СРАВНИТЕЛЬНЫЙ АНАЛИЗ ЧИСЛЕННЫХ МЕТОДОВ, ИСПОЛЬЗУЕМЫХ

ДЛЯ ТЕПЛОВОГО МОДЕЛИРОВАНИЯ СИСТЕМ ХРАНЕНИЯ

ОТРАБОТАВШЕГО ЯДЕРНОГО ТОПЛИВА

С. Алёхина, Ю. Мацевитый, В. Дудкин, Р. Пошкас, А. Сирвидас, К. Рачкайтис, Р. Зуюс

Управление отработанным ядерным топливом является очень важной частью всего цикла производства

ядерной энергии. Обычно технология «сухого» хранения в контейнерах выбирается для временного

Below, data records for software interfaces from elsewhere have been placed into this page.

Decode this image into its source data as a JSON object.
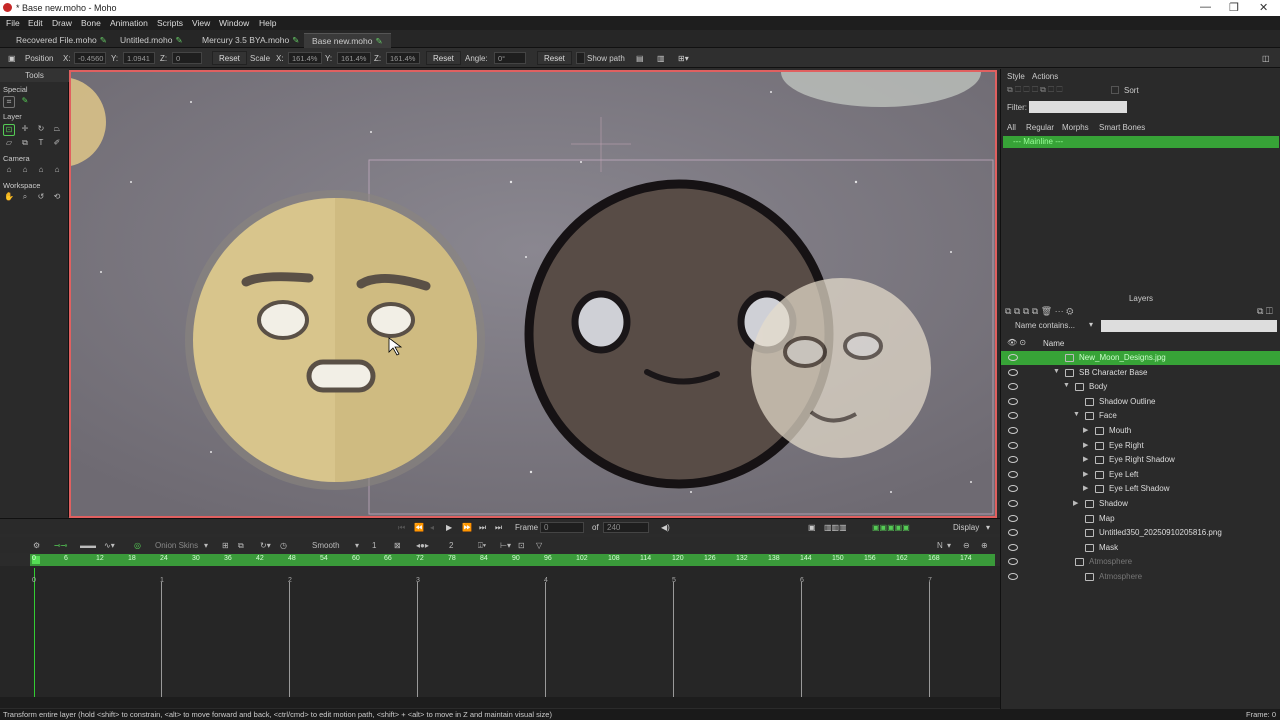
{
  "window": {
    "title": "* Base new.moho - Moho"
  },
  "menu": [
    "File",
    "Edit",
    "Draw",
    "Bone",
    "Animation",
    "Scripts",
    "View",
    "Window",
    "Help"
  ],
  "tabs": [
    {
      "label": "Recovered File.moho"
    },
    {
      "label": "Untitled.moho"
    },
    {
      "label": "Mercury 3.5 BYA.moho"
    },
    {
      "label": "Base new.moho",
      "active": true
    }
  ],
  "options": {
    "position_label": "Position",
    "x_label": "X:",
    "x_value": "-0.4560",
    "y_label": "Y:",
    "y_value": "1.0941",
    "z_label": "Z:",
    "z_value": "0",
    "reset1": "Reset",
    "scale_label": "Scale",
    "sx_label": "X:",
    "sx_value": "161.4%",
    "sy_label": "Y:",
    "sy_value": "161.4%",
    "sz_label": "Z:",
    "sz_value": "161.4%",
    "reset2": "Reset",
    "angle_label": "Angle:",
    "angle_value": "0°",
    "reset3": "Reset",
    "show_path": "Show path"
  },
  "tools": {
    "title": "Tools",
    "sections": [
      "Special",
      "Layer",
      "Camera",
      "Workspace"
    ]
  },
  "playbar": {
    "frame_label": "Frame",
    "frame_value": "0",
    "of_label": "of",
    "total": "240",
    "display": "Display"
  },
  "timeline": {
    "onion": "Onion Skins",
    "interp": "Smooth",
    "interp_num": "1",
    "keys_num": "2",
    "n_label": "N",
    "ruler": [
      "0",
      "6",
      "12",
      "18",
      "24",
      "30",
      "36",
      "42",
      "48",
      "54",
      "60",
      "66",
      "72",
      "78",
      "84",
      "90",
      "96",
      "102",
      "108",
      "114",
      "120",
      "126",
      "132",
      "138",
      "144",
      "150",
      "156",
      "162",
      "168",
      "174"
    ],
    "seconds": [
      "0",
      "1",
      "2",
      "3",
      "4",
      "5",
      "6",
      "7"
    ]
  },
  "status": {
    "hint": "Transform entire layer (hold <shift> to constrain, <alt> to move forward and back, <ctrl/cmd> to edit motion path, <shift> + <alt> to move in Z and maintain visual size)",
    "frame": "Frame: 0"
  },
  "style_panel": {
    "tab_style": "Style",
    "tab_actions": "Actions",
    "sort": "Sort",
    "filter_label": "Filter:",
    "filters": [
      "All",
      "Regular",
      "Morphs",
      "Smart Bones"
    ],
    "mainline": "--- Mainline ---"
  },
  "layers_panel": {
    "title": "Layers",
    "filter_select": "Name contains...",
    "name_col": "Name",
    "layers": [
      {
        "name": "New_Moon_Designs.jpg",
        "depth": 0,
        "selected": true
      },
      {
        "name": "SB Character Base",
        "depth": 0,
        "open": true
      },
      {
        "name": "Body",
        "depth": 1,
        "open": true
      },
      {
        "name": "Shadow Outline",
        "depth": 2
      },
      {
        "name": "Face",
        "depth": 2,
        "open": true
      },
      {
        "name": "Mouth",
        "depth": 3
      },
      {
        "name": "Eye Right",
        "depth": 3
      },
      {
        "name": "Eye Right Shadow",
        "depth": 3
      },
      {
        "name": "Eye Left",
        "depth": 3
      },
      {
        "name": "Eye Left Shadow",
        "depth": 3
      },
      {
        "name": "Shadow",
        "depth": 2
      },
      {
        "name": "Map",
        "depth": 2
      },
      {
        "name": "Untitled350_20250910205816.png",
        "depth": 2
      },
      {
        "name": "Mask",
        "depth": 2
      },
      {
        "name": "Atmosphere",
        "depth": 1,
        "dim": true
      },
      {
        "name": "Atmosphere",
        "depth": 2,
        "dim": true
      }
    ]
  }
}
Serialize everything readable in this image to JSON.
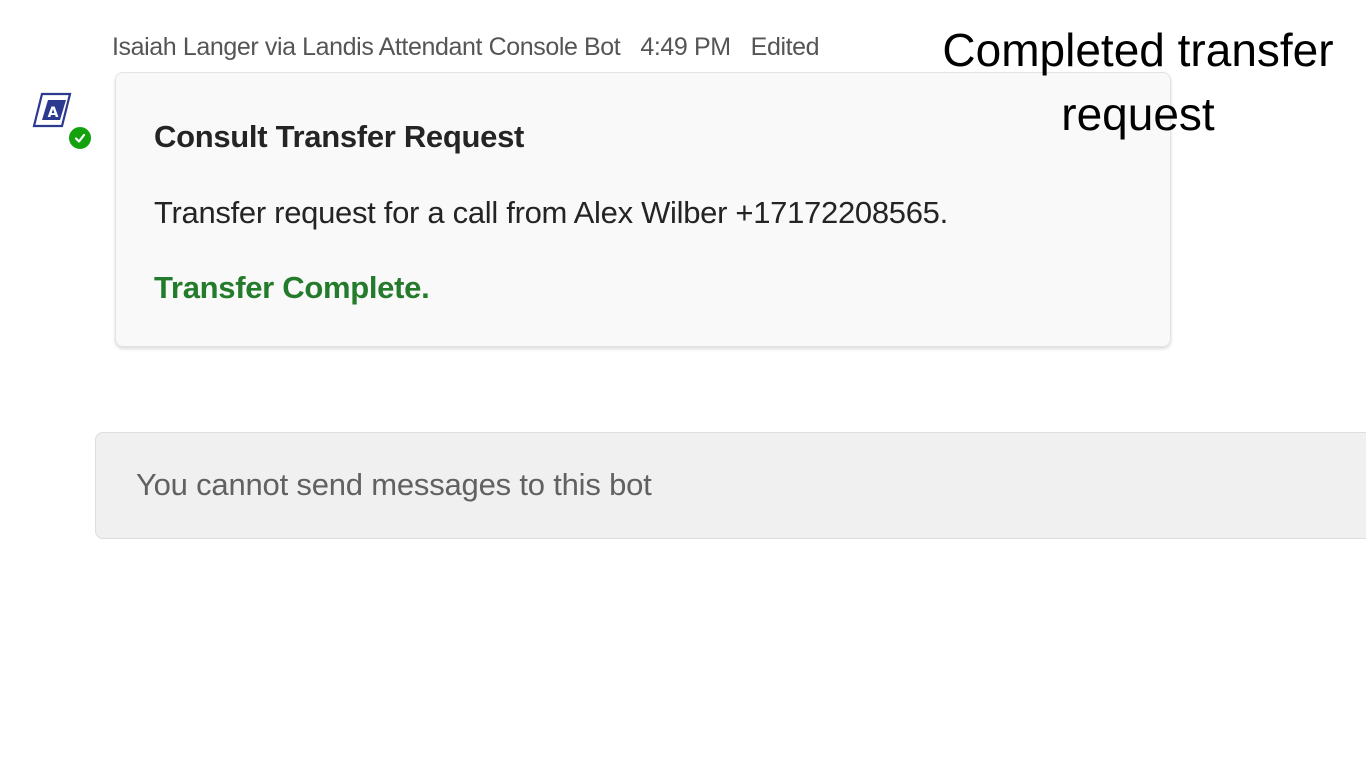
{
  "message": {
    "sender": "Isaiah Langer via Landis Attendant Console Bot",
    "time": "4:49 PM",
    "edited_label": "Edited",
    "presence": "available",
    "presence_color": "#13a10e"
  },
  "card": {
    "title": "Consult Transfer Request",
    "body": "Transfer request for a call from Alex Wilber +17172208565.",
    "status": "Transfer Complete.",
    "status_color": "#237b2b"
  },
  "compose": {
    "disabled_text": "You cannot send messages to this bot"
  },
  "annotation": {
    "caption": "Completed transfer request"
  },
  "icons": {
    "avatar": "landis-bot-logo-icon",
    "presence": "checkmark-icon"
  }
}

хранения отработанного ядерного топлива в течение до 50 лет после времени предварительного хранения в

водных бассейнах. В этой статье были проведены два тематических исследования, чтобы подчеркнуть

различия и сходства между Украиной и Литвой в области хранения отработавшего ядерного топлива.

ПОРІВНЯЛЬНИЙ АНАЛІЗ ЧИСЕЛЬНИХ МЕТОДІВ, ЩО ВИКОРИСТОВУЮТЬСЯ

ДЛЯ ТЕПЛОВОГО МОДЕЛЮВАННЯ СИСТЕМ ЗБЕРІГАННЯ ВІДПРАЦЬОВАНОГО

ЯДЕРНОГО ПАЛИВА

С. Альохіна, Ю. Мацевитий, В. Дудкін, Р. Пошкас, А. Сірвідас, К. Рачкайтис, Р. Зуюс

Управління відпрацьованим ядерним паливом є дуже важливою частиною всього циклу виробництва

ядерної енергії. Зазвичай технологія «сухого» зберігання в контейнерах вибирається для тимчасового

зберігання відпрацьованого ядерного палива протягом до 50 років після часу попереднього зберігання у

водних басейнах. У цій статті були проведені два тематичних дослідження, щоб підкреслити відмінності і

подібності між Україною та Литвою в області зберігання відпрацьованого ядерного палива.